Imagine you are in the ocean, fighting to get to the surface. Your lungs are burning. Air is running out. CO2 is rising.
Now imagine you are lying in bed. You are nauseous and cannot keep anything down. You have not eaten in days – no food, no water. Every hour you are growing weaker. It is hard to stay awake. Just sitting up leaves you exhausted.
What’s more, you are becoming confused. Nothing makes sense anymore. Sometimes you do not even know where you are.
Then, as your anxiety lifts, you are left gasping for air. Your heart cannot pump blood properly, so there is fluid building up in your lungs. When you breathe, there’s gurgling, crackling, and secretions. Imagine your anxiety and desperation. You are fighting to get to the surface.
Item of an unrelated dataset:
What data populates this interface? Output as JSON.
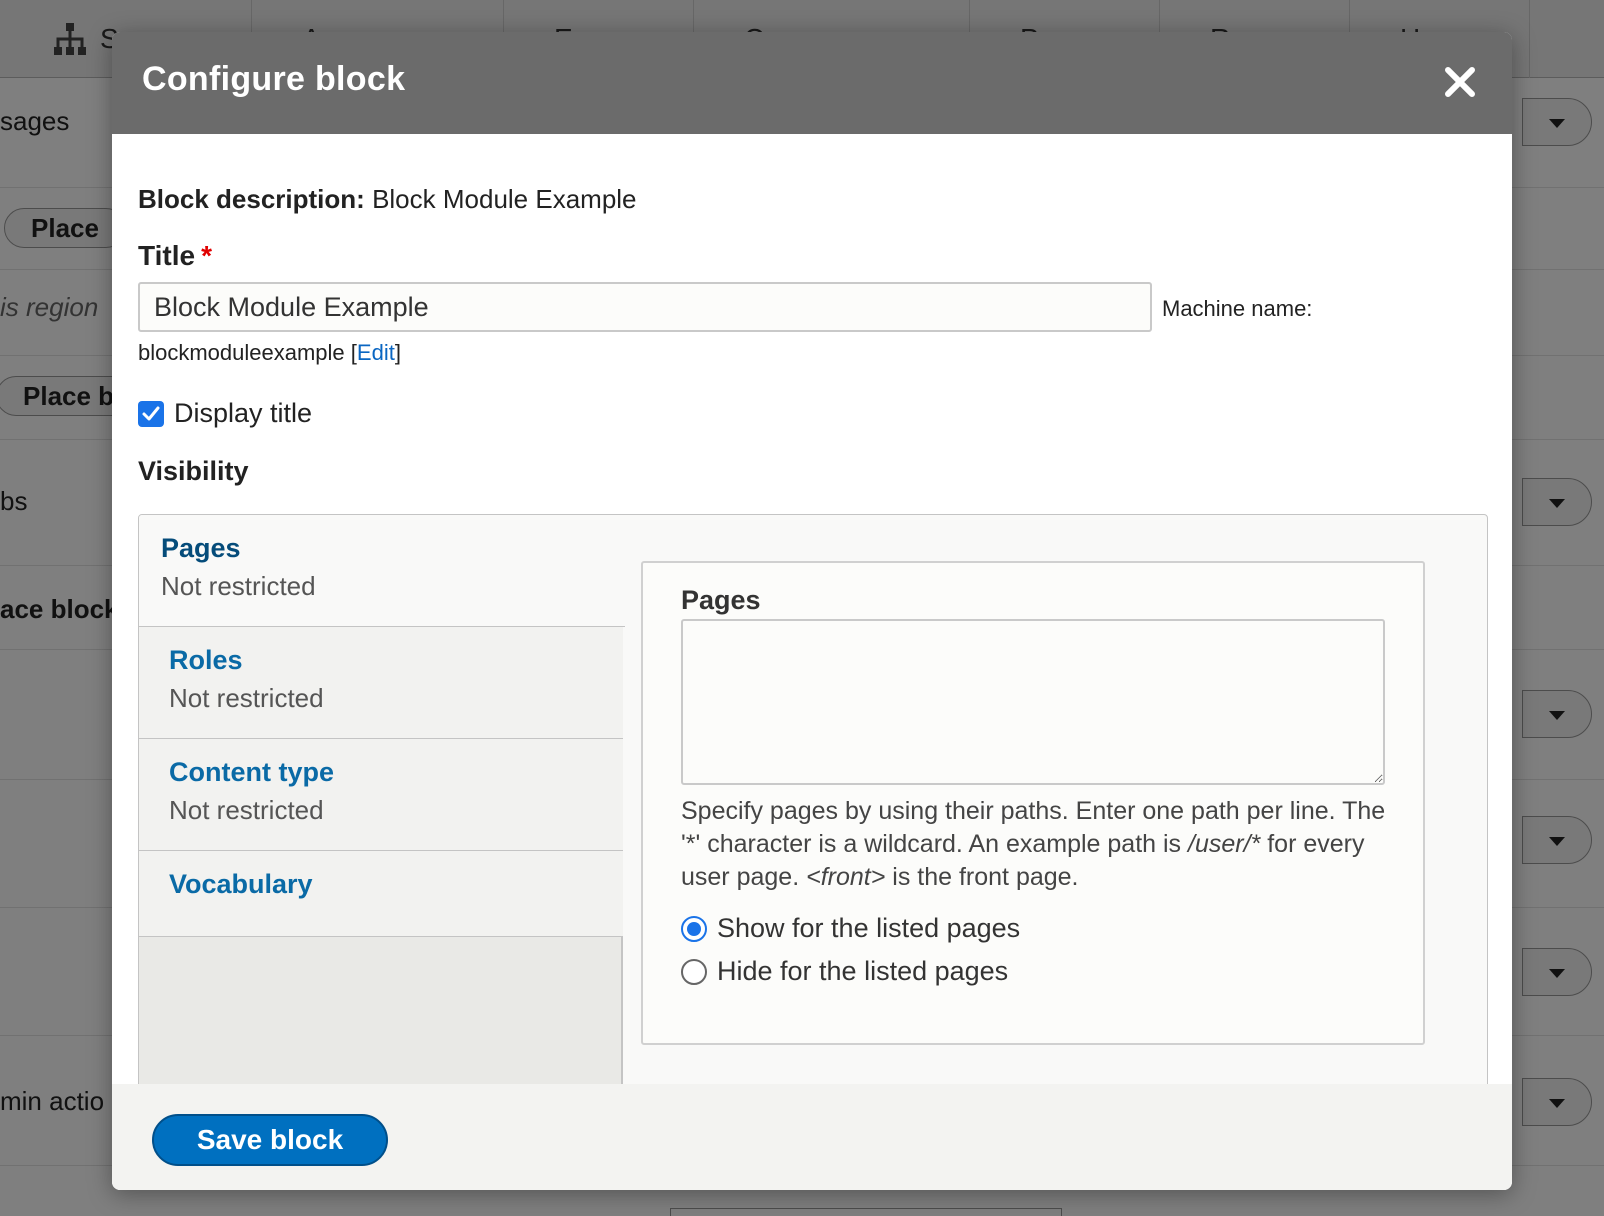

That is what we go through when we die. It is not comfortable, nor is it dignified. But it can be. With the support of hospice and palliative care, it is possible to avoid a painful death.
The philosophy of hospice care
Hospice exists to alleviate suffering. Though we do not like to think about it, our lives are finite. No matter how hard we fight, our health will eventually fail.
When this happens, people’s priorities change. They want to say goodbye to their loved ones. Savor their final moments. And come to terms with their unresolved issues. But a painful death interferes with this, which is why so many people turn to hospice to manage the transition from this life to the next.
Hospice does not treat illness, it treats symptoms. It does everything in its power to relieve pain and discomfort, so patients can make the most of the time they have left.
How hospice prevents death from becoming painful
Hospice care is delivered by a team of professionals working together to improve quality of life. It is a holistic approach that addresses every aspect of a patient’s physical, spiritual, and psychological wellbeing, including:
Pain. Morphine is the primary tool used to combat pain. Despite many people’s fears, morphine does not accelerate death. In fact, the opposite is true. When used correctly, it can extend a person’s life. Pain is stressful. Fighting it puts pressure on your heart and lungs, which can hasten your decline.
Air Hunger. Severe shortness of breath is common in dying patients. Hospice workers treat it by administering oxygen, opening the bronchials, and by giving morphine, which stops hyperventilation.
Anxiety. Anxiety presents both physically and psychologically. Physical symptoms are treated with medication like lorazepam. Psychological symptoms are treated by the chaplain and social worker, who help relieve emotional distress.
Depression. No one wants to die, which is why so many of us become depressed towards the end of life. The hospice chaplain works with patients to find meaning in what they have accomplished and assuage their fears about the unknown.
Grief. Death is painful for both patients and families, which is why every team includes trained counselors. They help people accept the reality of the situation and make peace with it. This continues for up to 13 months after the patient’s death. The counselor checks in regularly to help the family through difficult milestones (birthdays, holidays, etc.)
Hospice even includes basic home care. They employ health aides to assist with bathing, grooming, and housekeeping. This removes some of the day-to-day stress facing families, so they can focus on what is most important.
Honoring the patient’s final wishes
Whether it is given in an assisted living home or as nursing care at home, hospice revolves around the patient. We all want to share our final days with our family, but we do not want to become a burden. We want to maintain our dignity, which a painful death denies us.
Most of all, we want control over our life, which is why most of us would prefer to die at home. Hospice gives us that opportunity.
For families looking to do right by their loved one, hospice helps draw them closer. Assisting the hospice team allows them to be in-home caregivers.
When families provide at home elderly care, quality of life improves. Remember, no one who is in pain interacts positively with the people around them. They are agitated, irritable, and withdrawn. Instead of reaching out, they lash out.
But when you take away the pain, the dynamic reverses. And no one is better at this than family. They know the patient intimately and can react faster than any nurse, no matter how well-trained.
Avoiding a painful death
Hospice believes no death should be painful. It empowers patients, centering their concerns for a peaceful death. It recognizes that growth and happiness are possible even at the end of life and does its best to ensure nothing stands in the way of them.
Jose Escobar is the Hospice Executive for Parentis Health. He works with patients and families across Southern California, providing support and education, in order to alleviate the pain and suffering of chronic and terminal illness.
Lewis Jackson writes about technology and healthcare. His work provides practical insight into modern medicine and healthy living.